While being unemployed has certain benefits (namely more time with friends and family), the downside is a very limited cookbook budget. I have a list of about 10 new-ish titles I’d like to buy and a budget of $0 to buy them. What is a cookbook addict to do? In this case, my husband was kind enough to enable my addiction by converting all of the change in my childhood piggy banks into an Amazon gift card. Thanks CoinStar! After purchasing decorations for my son’s upcoming birthday, there was just enough left over for a copy of Chloe Coscarelli’s latest book.
Like Chloe’s previous titles, Chloe’s Vegan Italian Kitchen does not disappoint. The book is 270 thick, glossy pages with color photos throughout. The book is nicely laid-out. Each recipe is contained on one page. With the exception of recipes that call for component-recipes (i.e. ricotta or marinara from the Make Your Own Basics chapter), there is no need to flip around while cooking.
The book contains a good variety of recipes, including soups, pastas, pizzas, sandwiches, vegetable sides, desserts and even a few breakfast dishes. Like Chloe’s other books, the recipes are generally simple to make and call for ingredients readily found in most supermarkets. (Now that I’m no longer in California, the number of dishes that call for avocado did pose something of an issue). Most of the recipes are bean, nut, veggie and grain-based, though there are a few recipes that call for tofu. The book does not use any packaged veggie meats or cheeses.
I’ve had good results with the recipes I’ve tried, though many call for a bit too much salt for my taste. I was also disappointed to see that the tomato sauce recipes all call for sugar, which I simply omitted. (There are two schools of thought on tomato sauce. Some people believe that sugar is necessary to “soften the acidity of the tomatoes,” whatever that means. Others make tomato sauce correctly. I kid. Okay, not really. Sugar does not belong in tomato sauce people. Buy decent quality tomatoes and no “softening” will be required.)

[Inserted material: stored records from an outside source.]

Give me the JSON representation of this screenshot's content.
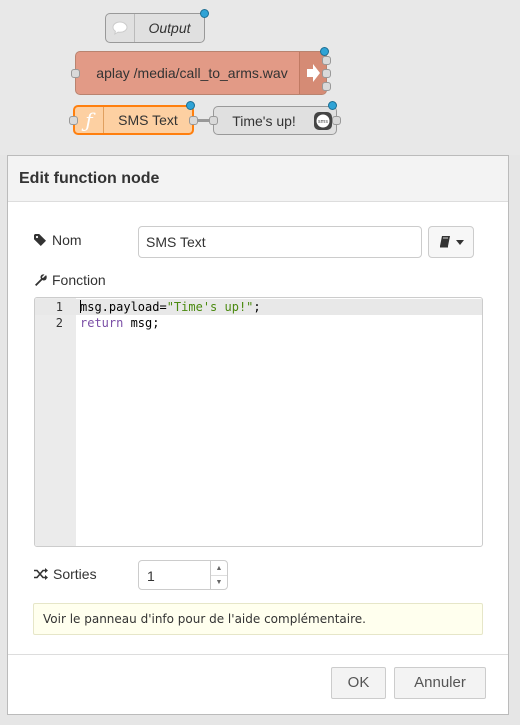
{
  "canvas": {
    "nodes": {
      "output": {
        "label": "Output"
      },
      "aplay": {
        "label": "aplay /media/call_to_arms.wav"
      },
      "function": {
        "label": "SMS Text",
        "icon": "function-icon"
      },
      "sms": {
        "label": "Time's up!",
        "icon_text": "sms"
      }
    }
  },
  "dialog": {
    "title": "Edit function node",
    "name": {
      "label": "Nom",
      "value": "SMS Text"
    },
    "function": {
      "label": "Fonction",
      "lines": [
        {
          "number": "1",
          "text": "msg.payload=\"Time's up!\";"
        },
        {
          "number": "2",
          "text": "return msg;"
        }
      ]
    },
    "outputs": {
      "label": "Sorties",
      "value": "1"
    },
    "tip": "Voir le panneau d'info pour de l'aide complémentaire.",
    "buttons": {
      "ok": "OK",
      "cancel": "Annuler"
    }
  },
  "colors": {
    "function_node": "#fdd0a2",
    "function_border": "#ff7f0e",
    "exec_node": "#e29a86",
    "changed_dot": "#2fa3d6",
    "string_token": "#4a8a0f",
    "keyword_token": "#7a4ea6"
  }
}
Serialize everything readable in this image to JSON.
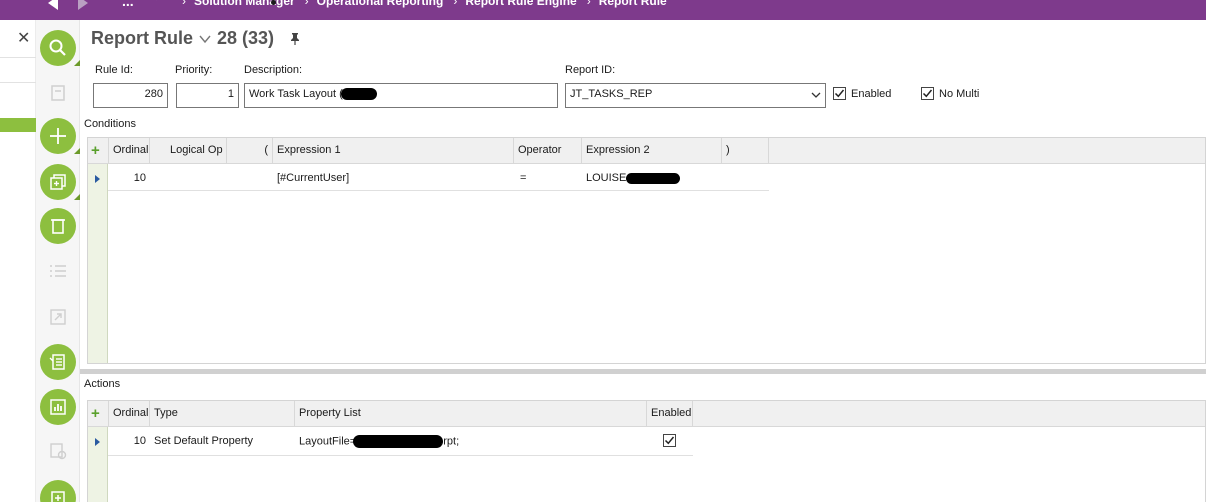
{
  "breadcrumb": [
    "Solution Manager",
    "Operational Reporting",
    "Report Rule Engine",
    "Report Rule"
  ],
  "header": {
    "title": "Report Rule",
    "record_count": "28 (33)"
  },
  "form": {
    "rule_id_label": "Rule Id:",
    "rule_id_value": "280",
    "priority_label": "Priority:",
    "priority_value": "1",
    "description_label": "Description:",
    "description_value": "Work Task Layout (",
    "report_id_label": "Report ID:",
    "report_id_value": "JT_TASKS_REP",
    "enabled_label": "Enabled",
    "enabled_checked": true,
    "no_multi_label": "No Multi",
    "no_multi_checked": true
  },
  "conditions": {
    "section_label": "Conditions",
    "columns": [
      "Ordinal",
      "Logical Op",
      "(",
      "Expression 1",
      "Operator",
      "Expression 2",
      ")"
    ],
    "rows": [
      {
        "ordinal": "10",
        "logical_op": "",
        "open_paren": "",
        "expression1": "[#CurrentUser]",
        "operator": "=",
        "expression2": "LOUISE",
        "close_paren": ""
      }
    ]
  },
  "actions": {
    "section_label": "Actions",
    "columns": [
      "Ordinal",
      "Type",
      "Property List",
      "Enabled"
    ],
    "rows": [
      {
        "ordinal": "10",
        "type": "Set Default Property",
        "property_prefix": "LayoutFile=",
        "property_suffix": ".rpt;",
        "enabled": true
      }
    ]
  },
  "colors": {
    "topbar": "#7e3a8c",
    "accent_green": "#8dbf3f"
  },
  "icons": [
    "search-icon",
    "add-icon",
    "duplicate-icon",
    "delete-icon",
    "list-icon",
    "open-icon",
    "details-icon",
    "analytics-icon",
    "report-icon",
    "pin-icon",
    "close-icon"
  ]
}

In order to review the book, my family enjoyed a week of Italian dinners. I started with the “Thyme for Stuffed Portabellos with Rosemary Gravy” (page 172), which turned out to be my least favorite dish of the week. The portabellos are stuffed with a flavorful rice and lentil mixture that unfortunately dried out a bit too much during baking. The technique for making the gravy was a new one for me and one I’ll use again. Onions and garlic were sauteed in the pan, then flour, seasonings and water were added. Once the gravy thickened, the mixture was pureed. The result was a thick, smooth, rosemary-scented gravy. The gravy needed a little something the night we first ate it, but tasted much better as leftovers.

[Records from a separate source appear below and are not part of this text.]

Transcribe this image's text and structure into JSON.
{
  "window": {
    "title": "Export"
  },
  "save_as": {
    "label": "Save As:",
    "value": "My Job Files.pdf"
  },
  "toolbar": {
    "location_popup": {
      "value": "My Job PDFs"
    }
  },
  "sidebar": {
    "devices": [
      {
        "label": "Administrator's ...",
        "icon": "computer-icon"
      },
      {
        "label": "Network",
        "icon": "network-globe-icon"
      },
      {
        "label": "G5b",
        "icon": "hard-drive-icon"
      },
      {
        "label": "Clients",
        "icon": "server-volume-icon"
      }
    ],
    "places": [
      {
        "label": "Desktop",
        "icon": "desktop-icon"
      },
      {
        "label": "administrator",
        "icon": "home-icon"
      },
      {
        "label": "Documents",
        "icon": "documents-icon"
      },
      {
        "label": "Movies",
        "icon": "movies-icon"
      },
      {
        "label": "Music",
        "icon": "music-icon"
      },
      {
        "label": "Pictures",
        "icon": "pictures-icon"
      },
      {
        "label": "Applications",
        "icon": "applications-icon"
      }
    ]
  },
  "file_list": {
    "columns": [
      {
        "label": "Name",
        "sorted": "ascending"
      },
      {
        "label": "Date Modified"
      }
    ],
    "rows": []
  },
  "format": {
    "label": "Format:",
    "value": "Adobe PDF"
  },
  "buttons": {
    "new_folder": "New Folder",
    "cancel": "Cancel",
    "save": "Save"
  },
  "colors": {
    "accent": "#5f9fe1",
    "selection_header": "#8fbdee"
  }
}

Next up was the “Lemon Herb Cannellini Beans” (page 159). This recipe was quick, easy and tasty. The lemony-sauce reminded me of something I’d had before, but I couldn’t put my finger on it. As suggested, I served the beans over steamed spinach and mashed potatoes. This is a definite make-again meal for my family.
Since it’s technically autumn (despite the bursts of hot weather), I thought the “Pumpkin Soup with Crispy Brussels Sprout Leaves” (page 75) would hit the spot. This is a pureed soup that gets depth of flavor from apples and creaminess from coconut milk. The soup really grew on me as I ate it; in each spoonful, I tasted slightly different flavors.
Pasta alla Norma (pasta in a tomato and eggplant sauce with ricotta salata)(page 127) is one of my favorite pasta dishes, so it had to be my first selection from the pasta chapter. I began by making the Rockin’ Ricotta (page 242) to top the dish. Chloe’s version of ricotta is tofu-based and easy as can be. All of the ingredients are just buzzed together in a food processor. Although the ricotta was very yummy, I thought it was very salty. I will cut the salt down to 1.5 tsp. in the future. The pasta was easy to make and tasted great topped with the ricotta. (I omitted the sugar from the sauce as noted above.) My parents actually ate this dish as is and never suggested adding grated cheese. Trust me when I say that is a huge deal.
The last meal of the week was the “Pizza Burgers with Avocado Pesto” (page 106), primarily because it took my avocado the entire week to ripen. The pizza burgers are white bean patties flavored with sun-dried tomatoes and basil. Based upon a tip on the PPK forums, I made sure to grind my sun-dried tomatoes up nice and small to avoid any unpleasant chewy bits. (Adding the breadcrumbs and flour to the food processor along with the tomatoes made them easier to mince). My only complaint about this recipe is that Chloe claims it makes 6 burgers. Had I formed 6 patties, they either would have been slider-sized, or thin enough to see through. I made 5 very thin burgers, which just barely fit standard-size burger buns. Even my son loved these burgers, which he pronounced “dee-wish-us.”
After a week of tasty, omni-approved meals, I look forward to more cooking experiments from this book. I recommend “Chloe’s Vegan Italian Kitchen” to any lover of Italian food who wants to whip up meat and dairy free weeknight meals.